Caravan of Illusion features music, clowning, ‘street performance’ aesthetic
A taste of Brazilian circus-theatre is coming to the University of Ottawa with a lively production of Caravan of Illusion, set to open Tuesday, March 20.
The Brazilian play, written in the early 1980s when Brazil was under a military dictatorship, follows three itinerant artists and circus performers, a mute musician, and a traveller woman. The three circus performers are brothers with a lifetime of circus experience behind them, but with the death of their father, they are forced to find their own path in life.
“It’s the story of three artists that are brothers, plus a musician that walks with them,” said Ludmylla Mar Dos Reis, a master’s of fine arts student in the theatre department, and the director of the play. “They are travelling artists, and they see a forked path, but this time the have no leader so they have to decide which way to go. This then gives a voice to what they want in life … the tradition that their family has been carrying for a long time starts to be questioned.”
The play was popular in Brazil as a subtle critique of the ruling dictatorship, but the questions it asked about the role of art in that oppressive society were left behind when the dictatorship fell.

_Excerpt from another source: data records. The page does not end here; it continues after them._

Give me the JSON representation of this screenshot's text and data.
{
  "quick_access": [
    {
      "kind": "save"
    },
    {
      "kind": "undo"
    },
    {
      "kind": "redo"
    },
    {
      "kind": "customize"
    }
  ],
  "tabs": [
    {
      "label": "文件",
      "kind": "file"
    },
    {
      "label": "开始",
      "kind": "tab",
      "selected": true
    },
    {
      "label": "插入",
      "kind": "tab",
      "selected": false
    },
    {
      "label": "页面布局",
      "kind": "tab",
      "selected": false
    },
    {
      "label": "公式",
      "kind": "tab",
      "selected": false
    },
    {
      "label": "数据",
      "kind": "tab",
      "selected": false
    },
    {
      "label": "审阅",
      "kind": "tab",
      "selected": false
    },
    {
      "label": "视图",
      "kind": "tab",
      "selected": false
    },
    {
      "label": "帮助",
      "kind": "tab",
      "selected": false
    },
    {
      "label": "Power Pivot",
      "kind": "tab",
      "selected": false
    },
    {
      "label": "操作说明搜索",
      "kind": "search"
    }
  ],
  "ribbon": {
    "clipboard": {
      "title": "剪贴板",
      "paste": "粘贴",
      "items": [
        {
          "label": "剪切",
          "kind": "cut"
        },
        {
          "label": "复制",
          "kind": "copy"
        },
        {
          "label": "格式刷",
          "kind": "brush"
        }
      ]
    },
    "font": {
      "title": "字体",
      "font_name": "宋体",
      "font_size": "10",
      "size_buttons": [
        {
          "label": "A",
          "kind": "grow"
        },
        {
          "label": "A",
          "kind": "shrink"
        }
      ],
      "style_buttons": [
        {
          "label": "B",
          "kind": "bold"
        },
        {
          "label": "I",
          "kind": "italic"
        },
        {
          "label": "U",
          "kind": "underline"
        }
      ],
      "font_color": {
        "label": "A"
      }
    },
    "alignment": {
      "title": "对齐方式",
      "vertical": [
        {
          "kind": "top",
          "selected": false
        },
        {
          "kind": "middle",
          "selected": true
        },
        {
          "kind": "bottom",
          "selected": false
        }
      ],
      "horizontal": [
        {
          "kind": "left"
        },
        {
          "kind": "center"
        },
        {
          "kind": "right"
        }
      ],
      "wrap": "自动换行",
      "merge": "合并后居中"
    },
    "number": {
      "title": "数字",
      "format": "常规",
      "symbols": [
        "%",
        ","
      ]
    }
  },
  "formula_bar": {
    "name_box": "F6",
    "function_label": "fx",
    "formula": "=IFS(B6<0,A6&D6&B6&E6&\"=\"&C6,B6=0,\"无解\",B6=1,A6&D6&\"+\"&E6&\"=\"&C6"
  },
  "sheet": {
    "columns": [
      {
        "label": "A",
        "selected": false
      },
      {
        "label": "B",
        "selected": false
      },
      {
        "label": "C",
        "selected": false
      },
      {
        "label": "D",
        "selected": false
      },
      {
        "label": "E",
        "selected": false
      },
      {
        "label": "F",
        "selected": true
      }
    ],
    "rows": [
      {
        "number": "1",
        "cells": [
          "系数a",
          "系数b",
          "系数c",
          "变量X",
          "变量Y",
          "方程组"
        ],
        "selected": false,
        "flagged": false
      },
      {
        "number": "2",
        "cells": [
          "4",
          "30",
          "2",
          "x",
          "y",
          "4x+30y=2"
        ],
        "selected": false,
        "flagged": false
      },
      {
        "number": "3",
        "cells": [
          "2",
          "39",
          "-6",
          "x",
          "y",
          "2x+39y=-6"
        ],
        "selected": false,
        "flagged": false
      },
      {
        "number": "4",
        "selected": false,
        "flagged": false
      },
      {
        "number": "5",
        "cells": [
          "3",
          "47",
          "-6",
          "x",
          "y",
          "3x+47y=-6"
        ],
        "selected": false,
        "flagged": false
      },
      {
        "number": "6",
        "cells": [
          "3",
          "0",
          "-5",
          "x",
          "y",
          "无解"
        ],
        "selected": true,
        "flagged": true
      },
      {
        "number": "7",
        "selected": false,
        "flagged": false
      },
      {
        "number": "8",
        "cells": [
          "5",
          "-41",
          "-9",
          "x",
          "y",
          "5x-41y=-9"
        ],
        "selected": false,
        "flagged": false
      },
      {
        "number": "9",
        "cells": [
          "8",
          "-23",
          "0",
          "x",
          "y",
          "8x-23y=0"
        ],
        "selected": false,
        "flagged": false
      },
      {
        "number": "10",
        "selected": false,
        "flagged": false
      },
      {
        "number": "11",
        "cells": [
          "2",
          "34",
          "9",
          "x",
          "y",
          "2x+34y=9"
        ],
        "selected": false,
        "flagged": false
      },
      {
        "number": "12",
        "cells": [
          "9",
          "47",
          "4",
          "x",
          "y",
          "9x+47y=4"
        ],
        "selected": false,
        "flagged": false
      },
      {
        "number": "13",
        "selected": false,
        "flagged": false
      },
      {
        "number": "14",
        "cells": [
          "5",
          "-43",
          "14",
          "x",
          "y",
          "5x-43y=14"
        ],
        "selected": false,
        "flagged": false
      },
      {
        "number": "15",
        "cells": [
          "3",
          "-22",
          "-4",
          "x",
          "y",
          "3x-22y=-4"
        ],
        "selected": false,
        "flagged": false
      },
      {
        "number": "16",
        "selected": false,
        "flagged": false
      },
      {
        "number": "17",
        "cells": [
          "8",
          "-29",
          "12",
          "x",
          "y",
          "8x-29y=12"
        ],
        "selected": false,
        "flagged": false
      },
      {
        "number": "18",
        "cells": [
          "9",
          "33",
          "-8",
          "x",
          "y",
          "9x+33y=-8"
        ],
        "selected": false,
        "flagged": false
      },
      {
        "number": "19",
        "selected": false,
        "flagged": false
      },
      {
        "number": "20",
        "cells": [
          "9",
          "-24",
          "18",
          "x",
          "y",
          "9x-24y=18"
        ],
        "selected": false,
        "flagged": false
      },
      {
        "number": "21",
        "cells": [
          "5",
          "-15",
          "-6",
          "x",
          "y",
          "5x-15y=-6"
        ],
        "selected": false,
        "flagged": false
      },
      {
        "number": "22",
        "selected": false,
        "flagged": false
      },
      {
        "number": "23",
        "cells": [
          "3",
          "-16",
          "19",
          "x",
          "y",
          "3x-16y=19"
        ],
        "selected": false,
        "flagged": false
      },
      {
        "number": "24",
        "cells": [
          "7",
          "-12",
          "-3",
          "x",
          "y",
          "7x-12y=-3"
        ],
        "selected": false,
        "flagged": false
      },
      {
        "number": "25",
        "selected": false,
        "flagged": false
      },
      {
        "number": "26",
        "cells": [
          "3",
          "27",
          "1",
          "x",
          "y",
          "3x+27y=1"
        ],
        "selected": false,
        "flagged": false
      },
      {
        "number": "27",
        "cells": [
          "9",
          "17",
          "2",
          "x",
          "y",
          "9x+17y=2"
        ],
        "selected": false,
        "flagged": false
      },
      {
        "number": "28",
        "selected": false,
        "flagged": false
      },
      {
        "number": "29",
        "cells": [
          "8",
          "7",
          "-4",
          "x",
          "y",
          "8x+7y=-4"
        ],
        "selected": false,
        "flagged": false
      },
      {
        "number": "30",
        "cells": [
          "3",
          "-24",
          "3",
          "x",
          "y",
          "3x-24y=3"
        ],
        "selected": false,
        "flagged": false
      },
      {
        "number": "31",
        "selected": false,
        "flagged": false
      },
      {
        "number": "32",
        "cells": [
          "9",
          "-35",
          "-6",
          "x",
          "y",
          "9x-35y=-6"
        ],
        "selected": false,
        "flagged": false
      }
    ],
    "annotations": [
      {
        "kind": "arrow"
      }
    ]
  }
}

People wanted to put those days behind them and create a new culture, explained Mar Dos Reis.
“The themes that we see throughout the show are: what is an artist, what does it mean to live an artistic life, do we value art,” said Mar Dos Reis.
But those themes are fitting in Canada, particularly in Ottawa where institutions like the National Arts Centre, Canada Council, and the federal government must make decisions about art funding all the time, Mar Dos Reis said. It’s also fitting in university, as STEM careers are routinely touted over the arts.
“This questioning of art and artists matters a lot at school,” she said. “I’ve done my BA in acting before, the master’s, and those questions actually keep popping up.”
The play persisted as a popular street performance after it fell out of favour in large theatres, and that street performance element bleeds into this stage production.
“The aesthetics of the street where you kind of get everything together is something that we brought (into the play),” said Mar Dos Reis. For instance, the actors play a homemade tambourine and cigar-box guitar instead of store-bought instruments.
“The simplicity and the assembly and the size, we borrowed from (the street).”The play strikes a balance between quiet and loud, tender and funny—all the things, Mar Dos Reis said, that a skilled artist needs to be able to do.
Mar Dos Reis, who trained in Brazil, initially found the English-Canadian theatre process jarring. She wanted to be collaborative whereas her Canadian actors expected her to come in knowing exactly what she wanted. Eventually, she struck a balance.
“Yes, I prepare everything, but I always find time to collaborate with my actors,” said Mar Dos Reis. “Their creativity gets sparked, and then I see what they bring together as a group … and then I start negotiating.”
“My favourite thing about directing was to be able to assemble all of our ideas together and then find my way to get a vision from everyone’s voice.”
Caravan of Illusion runs March 20–24 at 2 Daly Ave at 8 p.m. Tickets are $5 for students and can be bought at the door or on Eventbrite.